A touch of molasses (about 1/8 teaspoon)
1 teaspoon ground cinnamon
1/2 teaspoon ground nutmeg
1/8 teaspoon pure Stevia extract (or 1/4 cup cane sugar or coconut sugar)
1 (9″) pie crust (either store bought or homemade, see recipe below)
Preheat oven to 350 degrees. Place your rolled out pie crust into a 9″ round pie pan. Place pie crust into the pre-heated oven and bake (unfilled) for about 5 minutes. Meanwhile, in a blender or food processor add the filling ingredients. Blend on medium speed for about a minute. You may need to stop the blender occasionally to stir the ingredients that might get trapped on the sides.
Once the mixture is blended well, pour the mixture into the pre-baked pie crust. Place the pie, once again, into the pre-heated oven and bake for about 30 minutes (or until the custard has set and the crust is a nice golden color). Remove the pie from oven and allow to cool, on a cooling rack, for about an hour. Cover and chill the pie in the refrigerator (so that is can set up some more) for about 2 hours. After the pie has set up it can be sliced and served. The pie can be served plain or topped with whipped cream.
Homemade Pie Crust (makes one 9″ pie crust)
1.5 cups all purpose flour
1/2 cup coconut oil (room temperature is best, do no melt – or 3/4 cup shortening)
1/8 teaspoon pure Stevia extract (or 1 tablespoon cane sugar)
1/2 teaspoon salt
5 tablespoons cold water (more may be needed)
In a large bowl, combine flour, Stevia (or sugar) and salt. Using your fingers press the coconut oil (or shortening) into the flour mixture. Crumb the oil and flour mixture together until it is similar to course sand. Using a fork, stir cold water into the flour/oil mixture. Continue adding water, one tablespoon at a time, until dough somewhat comes together into a ball shape. Press dough into a ball and wrap in plastic. Chill the dough in the refrigerator for about 45 minutes before using.

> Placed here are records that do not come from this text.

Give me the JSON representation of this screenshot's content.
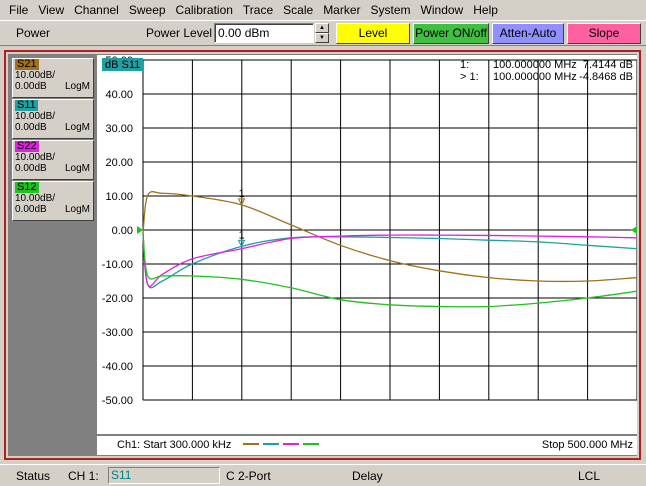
{
  "menu": [
    "File",
    "View",
    "Channel",
    "Sweep",
    "Calibration",
    "Trace",
    "Scale",
    "Marker",
    "System",
    "Window",
    "Help"
  ],
  "toolbar": {
    "title": "Power",
    "power_level_label": "Power Level",
    "power_level_value": "0.00 dBm",
    "buttons": [
      {
        "label": "Level",
        "color": "#ffff00"
      },
      {
        "label": "Power ON/off",
        "color": "#40c040"
      },
      {
        "label": "Atten-Auto",
        "color": "#9090ff"
      },
      {
        "label": "Slope",
        "color": "#ff60a0"
      }
    ]
  },
  "traces": [
    {
      "name": "S21",
      "scale": "10.00dB/",
      "ref": "0.00dB",
      "format": "LogM",
      "color": "#a0701a"
    },
    {
      "name": "S11",
      "scale": "10.00dB/",
      "ref": "0.00dB",
      "format": "LogM",
      "color": "#20a0a0"
    },
    {
      "name": "S22",
      "scale": "10.00dB/",
      "ref": "0.00dB",
      "format": "LogM",
      "color": "#e020e0"
    },
    {
      "name": "S12",
      "scale": "10.00dB/",
      "ref": "0.00dB",
      "format": "LogM",
      "color": "#20c020"
    }
  ],
  "plot": {
    "active_trace_label": "dB S11",
    "y_ticks": [
      "50.00",
      "40.00",
      "30.00",
      "20.00",
      "10.00",
      "0.00",
      "-10.00",
      "-20.00",
      "-30.00",
      "-40.00",
      "-50.00"
    ],
    "markers": [
      {
        "id": "1:",
        "freq": "100.000000 MHz",
        "value": "7.4144 dB",
        "color": "#a0701a"
      },
      {
        "id": "> 1:",
        "freq": "100.000000 MHz",
        "value": "-4.8468 dB",
        "color": "#20a0a0"
      }
    ],
    "marker_label": "1",
    "start_label": "Ch1: Start  300.000 kHz",
    "stop_label": "Stop  500.000 MHz"
  },
  "chart_data": {
    "type": "line",
    "xlabel": "",
    "ylabel": "",
    "x_range_mhz": [
      0.3,
      500
    ],
    "ylim": [
      -50,
      50
    ],
    "grid": true,
    "series": [
      {
        "name": "S21",
        "color": "#a0701a",
        "x": [
          0.3,
          5,
          20,
          50,
          100,
          150,
          200,
          250,
          300,
          350,
          400,
          450,
          500
        ],
        "y": [
          -1,
          10.2,
          10.8,
          10,
          7.4,
          1.5,
          -4.5,
          -9,
          -12,
          -14,
          -15,
          -15,
          -14
        ]
      },
      {
        "name": "S11",
        "color": "#20a0a0",
        "x": [
          0.3,
          5,
          20,
          50,
          100,
          150,
          200,
          250,
          300,
          350,
          400,
          450,
          500
        ],
        "y": [
          -1,
          -16,
          -15,
          -10,
          -4.8,
          -2.3,
          -2,
          -2.2,
          -2.5,
          -3,
          -3.5,
          -4.5,
          -5.5
        ]
      },
      {
        "name": "S22",
        "color": "#e020e0",
        "x": [
          0.3,
          5,
          20,
          50,
          100,
          150,
          200,
          250,
          300,
          350,
          400,
          450,
          500
        ],
        "y": [
          -1,
          -16,
          -13,
          -8.5,
          -5.5,
          -2.5,
          -1.8,
          -1.5,
          -1.5,
          -1.6,
          -1.8,
          -2,
          -2.3
        ]
      },
      {
        "name": "S12",
        "color": "#20c020",
        "x": [
          0.3,
          5,
          20,
          50,
          100,
          150,
          200,
          250,
          300,
          350,
          400,
          450,
          500
        ],
        "y": [
          -1,
          -13.5,
          -13.5,
          -13.5,
          -14.5,
          -17,
          -20.5,
          -22,
          -22.5,
          -22.5,
          -21.5,
          -20,
          -18
        ]
      }
    ],
    "reference_level": 0
  },
  "status": {
    "label": "Status",
    "channel": "CH 1:",
    "trace": "S11",
    "cal": "C  2-Port",
    "delay": "Delay",
    "remote": "LCL"
  }
}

After 45 minutes the dough will be chilled enough to be rolled out, using a rolling pin, on a flour countered. Roll the dough to about 1/8″ in height.